= Directions =
Your output must consist of the records printed verbatim, with the pictures excluded.

= Input records =
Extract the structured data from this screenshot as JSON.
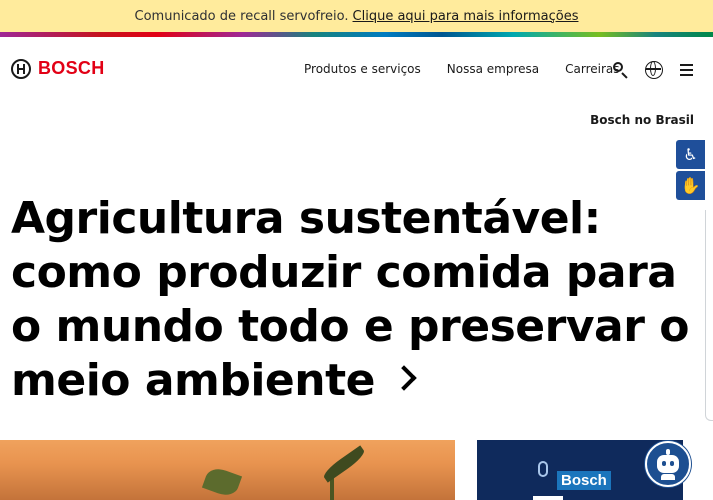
{
  "recall": {
    "text": "Comunicado de recall servofreio.",
    "link": "Clique aqui para mais informações"
  },
  "header": {
    "logo_text": "BOSCH",
    "nav": [
      "Produtos e serviços",
      "Nossa empresa",
      "Carreiras"
    ],
    "icons": [
      "search-icon",
      "globe-icon",
      "menu-icon"
    ]
  },
  "region": "Bosch no Brasil",
  "accessibility": {
    "icons": [
      "accessibility-icon",
      "sign-language-icon"
    ]
  },
  "hero": {
    "headline": "Agricultura sustentável: como produzir comida para o mundo todo e preservar o meio ambiente"
  },
  "podcast": {
    "label": "Bosch"
  },
  "colors": {
    "brand_red": "#e20015",
    "recall_bg": "#ffeb9c",
    "accessibility_blue": "#1f4f9a",
    "chatbot_blue": "#1d4f91"
  }
}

= Output of the task =
Extract the structured data from this screenshot as JSON.
{
  "recall": {
    "text": "Comunicado de recall servofreio.",
    "link": "Clique aqui para mais informações"
  },
  "header": {
    "logo_text": "BOSCH",
    "nav": [
      "Produtos e serviços",
      "Nossa empresa",
      "Carreiras"
    ],
    "icons": [
      "search-icon",
      "globe-icon",
      "menu-icon"
    ]
  },
  "region": "Bosch no Brasil",
  "accessibility": {
    "icons": [
      "accessibility-icon",
      "sign-language-icon"
    ]
  },
  "hero": {
    "headline": "Agricultura sustentável: como produzir comida para o mundo todo e preservar o meio ambiente"
  },
  "podcast": {
    "label": "Bosch"
  },
  "colors": {
    "brand_red": "#e20015",
    "recall_bg": "#ffeb9c",
    "accessibility_blue": "#1f4f9a",
    "chatbot_blue": "#1d4f91"
  }
}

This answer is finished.